__TASK BRIEF__
All of the entries below should be printed exactly; the pictures are to be left out.

(Extracted data entries)
--------------------------------------------------

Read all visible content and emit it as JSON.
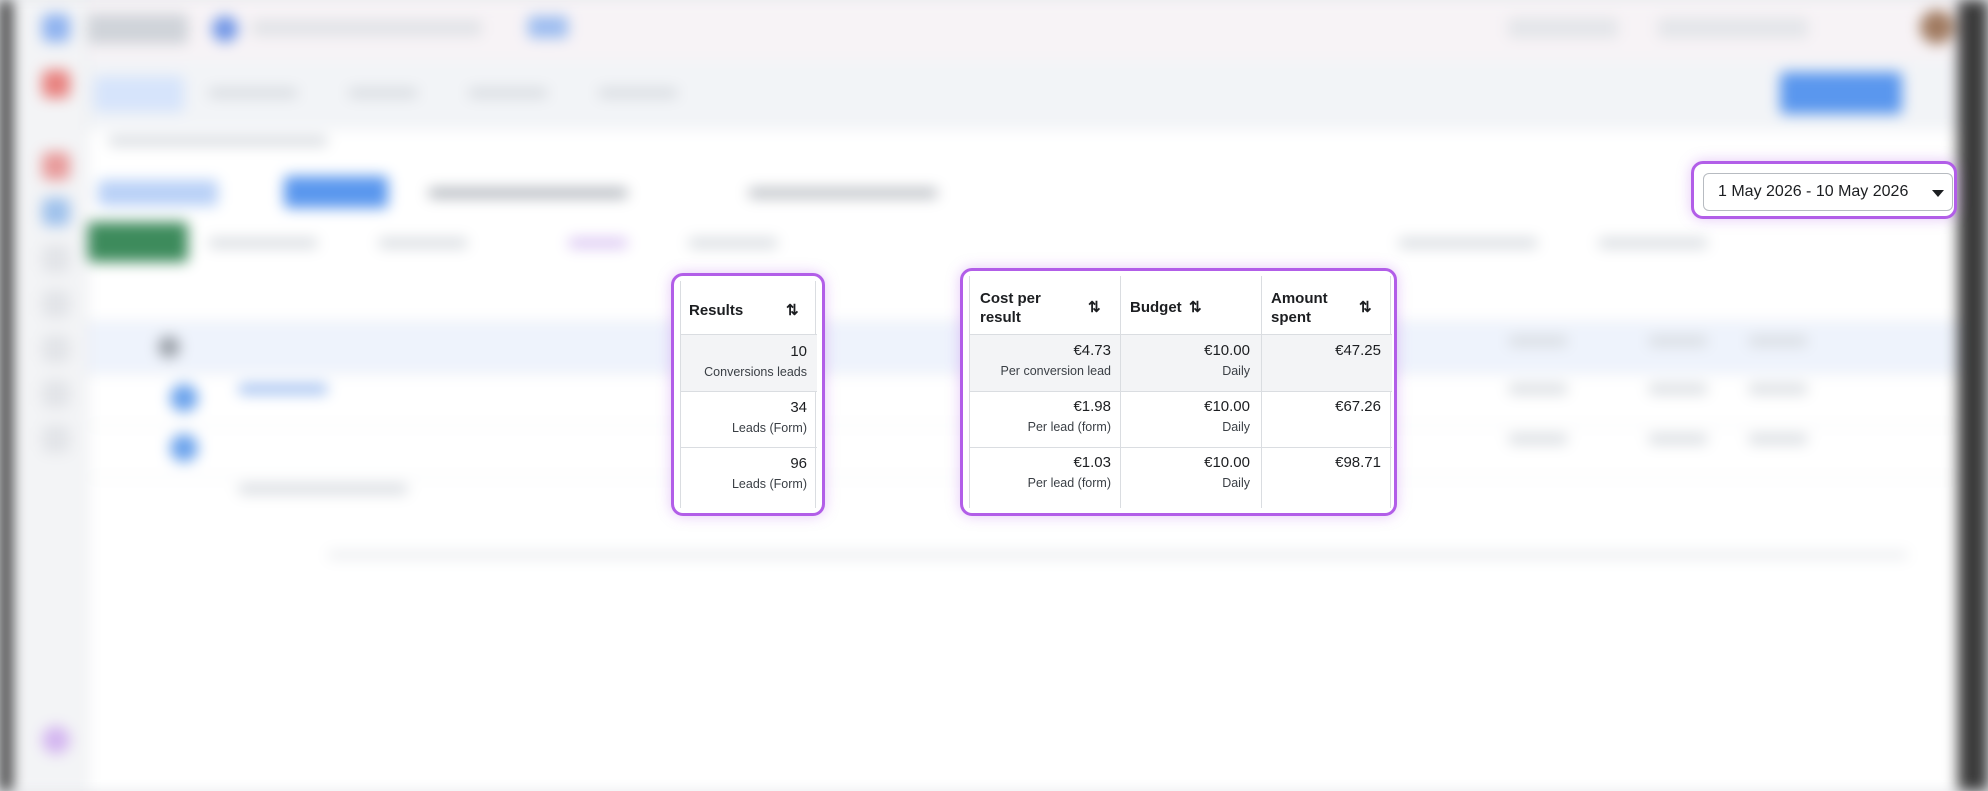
{
  "date_range": {
    "label": "1 May 2026 - 10 May 2026",
    "caret_icon": "caret-down-icon"
  },
  "results_column": {
    "header": "Results",
    "sort_icon": "sort-arrows-icon",
    "rows": [
      {
        "value": "10",
        "sub": "Conversions leads"
      },
      {
        "value": "34",
        "sub": "Leads (Form)"
      },
      {
        "value": "96",
        "sub": "Leads (Form)"
      }
    ]
  },
  "metrics_table": {
    "headers": {
      "cost_per_result_line1": "Cost per",
      "cost_per_result_line2": "result",
      "budget": "Budget",
      "amount_spent_line1": "Amount",
      "amount_spent_line2": "spent"
    },
    "sort_icon": "sort-arrows-icon",
    "rows": [
      {
        "cost": "€4.73",
        "cost_sub": "Per conversion lead",
        "budget": "€10.00",
        "budget_sub": "Daily",
        "spent": "€47.25"
      },
      {
        "cost": "€1.98",
        "cost_sub": "Per lead (form)",
        "budget": "€10.00",
        "budget_sub": "Daily",
        "spent": "€67.26"
      },
      {
        "cost": "€1.03",
        "cost_sub": "Per lead (form)",
        "budget": "€10.00",
        "budget_sub": "Daily",
        "spent": "€98.71"
      }
    ]
  },
  "colors": {
    "highlight": "#b25ee8",
    "primary_blue": "#1877f2",
    "create_green": "#2e7d4f"
  }
}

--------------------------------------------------

__FINAL ANSWER__
Read all visible content and emit it as JSON.
{
  "date_range": {
    "label": "1 May 2026 - 10 May 2026",
    "caret_icon": "caret-down-icon"
  },
  "results_column": {
    "header": "Results",
    "sort_icon": "sort-arrows-icon",
    "rows": [
      {
        "value": "10",
        "sub": "Conversions leads"
      },
      {
        "value": "34",
        "sub": "Leads (Form)"
      },
      {
        "value": "96",
        "sub": "Leads (Form)"
      }
    ]
  },
  "metrics_table": {
    "headers": {
      "cost_per_result_line1": "Cost per",
      "cost_per_result_line2": "result",
      "budget": "Budget",
      "amount_spent_line1": "Amount",
      "amount_spent_line2": "spent"
    },
    "sort_icon": "sort-arrows-icon",
    "rows": [
      {
        "cost": "€4.73",
        "cost_sub": "Per conversion lead",
        "budget": "€10.00",
        "budget_sub": "Daily",
        "spent": "€47.25"
      },
      {
        "cost": "€1.98",
        "cost_sub": "Per lead (form)",
        "budget": "€10.00",
        "budget_sub": "Daily",
        "spent": "€67.26"
      },
      {
        "cost": "€1.03",
        "cost_sub": "Per lead (form)",
        "budget": "€10.00",
        "budget_sub": "Daily",
        "spent": "€98.71"
      }
    ]
  },
  "colors": {
    "highlight": "#b25ee8",
    "primary_blue": "#1877f2",
    "create_green": "#2e7d4f"
  }
}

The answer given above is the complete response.